“I had just started working here when Patrick came in one day and said, ‘I found somebody who’s going to give us 40,000 pounds of food,’” Sherman said.
Before the arrival of the food, the Christian Center had never received such a large donation. They didn’t have the proper resources to take and store that much food all at once. However, with the help of Gibson and members of the community and The Church of Jesus Christ of Latter-day Saints, the Christian Center found a way to take in and direct 40,000 pounds of food.
Christen Buyack was part of the group of individuals who showed up to help. Buyack’s husband had just been called as the bishop of a local ward and the Church notified him that a large donation was coming to Pittsfield.
“We showed up and we served and there were a lot of people that came and helped,” Buyack said.

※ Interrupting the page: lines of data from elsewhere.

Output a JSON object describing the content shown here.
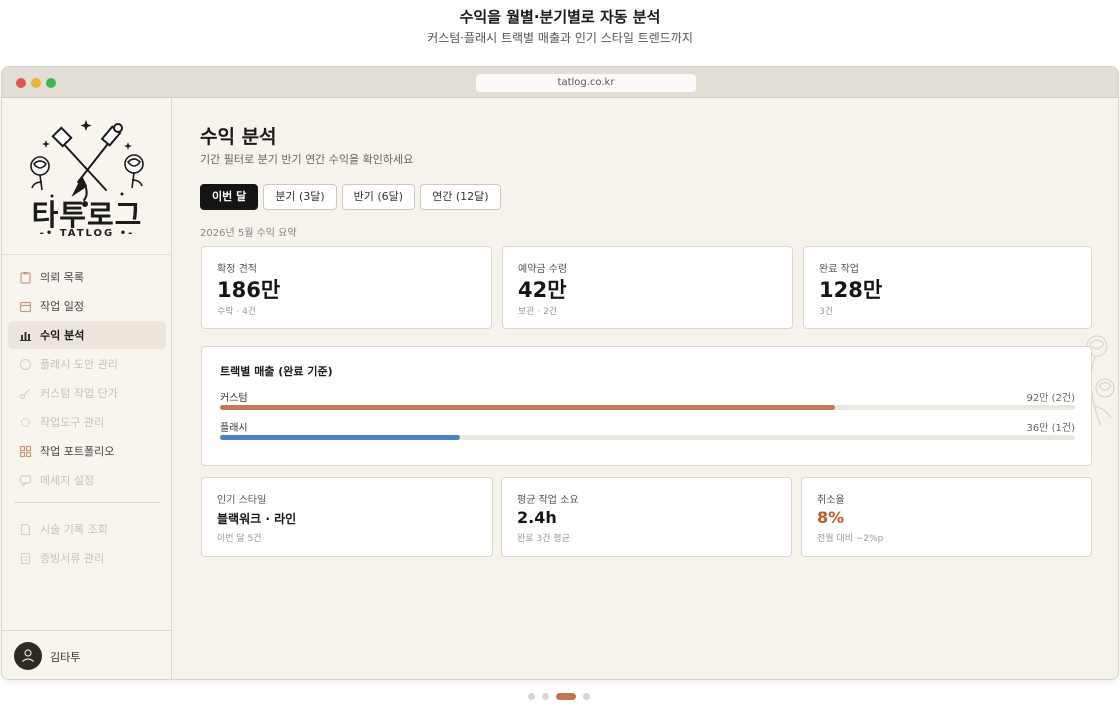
{
  "headline": "수익을 월별·분기별로 자동 분석",
  "subheadline": "커스텀·플래시 트랙별 매출과 인기 스타일 트렌드까지",
  "browser": {
    "url": "tatlog.co.kr"
  },
  "brand": {
    "name": "타투로그",
    "sub": "-• TATLOG •-"
  },
  "sidebar": {
    "items": [
      {
        "label": "의뢰 목록",
        "icon": "clipboard-icon",
        "state": "normal"
      },
      {
        "label": "작업 일정",
        "icon": "calendar-icon",
        "state": "normal"
      },
      {
        "label": "수익 분석",
        "icon": "bar-chart-icon",
        "state": "active"
      },
      {
        "label": "플래시 도안 관리",
        "icon": "palette-icon",
        "state": "disabled"
      },
      {
        "label": "커스텀 작업 단가",
        "icon": "scissors-icon",
        "state": "disabled"
      },
      {
        "label": "작업도구 관리",
        "icon": "gear-icon",
        "state": "disabled"
      },
      {
        "label": "작업 포트폴리오",
        "icon": "grid-icon",
        "state": "normal"
      },
      {
        "label": "메세지 설정",
        "icon": "message-icon",
        "state": "disabled"
      }
    ],
    "items_secondary": [
      {
        "label": "시술 기록 조회",
        "icon": "document-icon",
        "state": "disabled"
      },
      {
        "label": "증빙서류 관리",
        "icon": "receipt-icon",
        "state": "disabled"
      }
    ],
    "user": {
      "name": "김타투"
    }
  },
  "main": {
    "title": "수익 분석",
    "description": "기간 필터로 분기 반기 연간 수익을 확인하세요",
    "filters": [
      {
        "label": "이번 달",
        "active": true
      },
      {
        "label": "분기 (3달)",
        "active": false
      },
      {
        "label": "반기 (6달)",
        "active": false
      },
      {
        "label": "연간 (12달)",
        "active": false
      }
    ],
    "summary_caption": "2026년 5월 수익 요약",
    "summary_cards": [
      {
        "label": "확정 견적",
        "value": "186만",
        "sub": "수락 · 4건"
      },
      {
        "label": "예약금 수령",
        "value": "42만",
        "sub": "보관 · 2건"
      },
      {
        "label": "완료 작업",
        "value": "128만",
        "sub": "3건"
      }
    ],
    "track_section": {
      "title": "트랙별 매출 (완료 기준)",
      "tracks": [
        {
          "name": "커스텀",
          "amount": "92만 (2건)",
          "value": 92,
          "color": "#c07a58"
        },
        {
          "name": "플래시",
          "amount": "36만 (1건)",
          "value": 36,
          "color": "#4a7fc4"
        }
      ],
      "scale_max": 128
    },
    "stat_cards": [
      {
        "label": "인기 스타일",
        "value": "블랙워크 · 라인",
        "sub": "이번 달 5건"
      },
      {
        "label": "평균 작업 소요",
        "value": "2.4h",
        "sub": "완료 3건 평균"
      },
      {
        "label": "취소율",
        "value": "8%",
        "sub": "전월 대비 −2%p"
      }
    ]
  },
  "pager": {
    "count": 4,
    "active_index": 2
  },
  "colors": {
    "accent": "#c3582b",
    "custom_track": "#c07a58",
    "flash_track": "#4a7fc4",
    "active_filter": "#151515"
  }
}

According to the U.S. Department of Agriculture, about 13.8 million American households (approximately 10 percent of all households) are food-insecure. Food banks and community centers that provide aid services saw increased needs during the COVID-19 pandemic the last couple of years.
About 400 miles south of the Christian Center in Pittsfield lies the Spirit of Faith Christian Center in Brandywine, Maryland.
Paired with the Greater Expectations Outreach Ministry, they were another recipient of a large donation of food from the Church.
Another member of the Black 14, Tony McGee, has connections in the Washington, D.C., area so it was no surprise when several large donations were directed to different agencies there.
Wayne Smith is a member of the Spirit of Faith Christian Center. He was present the day the Church delivered its large donation to Maryland.
“It was an unbelievable line,” Smith said. “There were cars around the block.”
McGee also coordinated donations for the Capital Area Food Bank, which provides 45 million meals to people in Washington, D.C., Maryland and Virginia.
While they receive large donations more often than the smaller food banks, the Church’s donation was still one of the largest that the Capital Area Food Bank has received — equaling about 30,000 meals.
Melanie Rigsby is a food sourcing specialist at the Capital Area Food Bank. She helps coordinate donations that come in each day, and was able to help with the donation that the Church delivered.
The donation included things that other donations would also include such as pasta, cans of fruits and vegetables and soups. However, it was unique, not only because of its large size but also because there were more unusual items such as baked goods and box mixes.
“(These) are things we don’t often carry here at the food bank,” Rigsby said. “I think our families and our clients really appreciate those because if they’re celebrating a birthday, they might not have the funds to go purchase cake mix, but if they’re getting it at their food pantry, then it means that they can still have that celebration.”
HOPE Community Services in New Rochelle, New York, also received a donation from the Church. In addition to a food pantry, HOPE community Services maintains a soup kitchen and other resources such as housing and community outreach.
Walter Ritz has been the executive director of Home Community Services since 2019, just months before the COVID-19 pandemic would sweep the nation and change food insecurity forever.
Food distribution outlets across the country were struggling to continue having enough food to properly serve their communities after the pandemic began and the Church’s donation to HOPE Community Services helped greatly.
“When we have opportunities to get so much food at once, it makes us feel better because we know that we’ll never have to turn anyone away,” Ritz said.
That kind of security only happens with the donations offered up by groups like the Church.
“The food that we get here at Hope Community Services is largely purchased by us … but that’s really not enough to be able to sustain the amount of food that’s needed out in the community,” Ritz said. “So we really rely on houses of worship, we rely on our friends, we rely on individuals in the community to be able to donate food and to be able to support us.”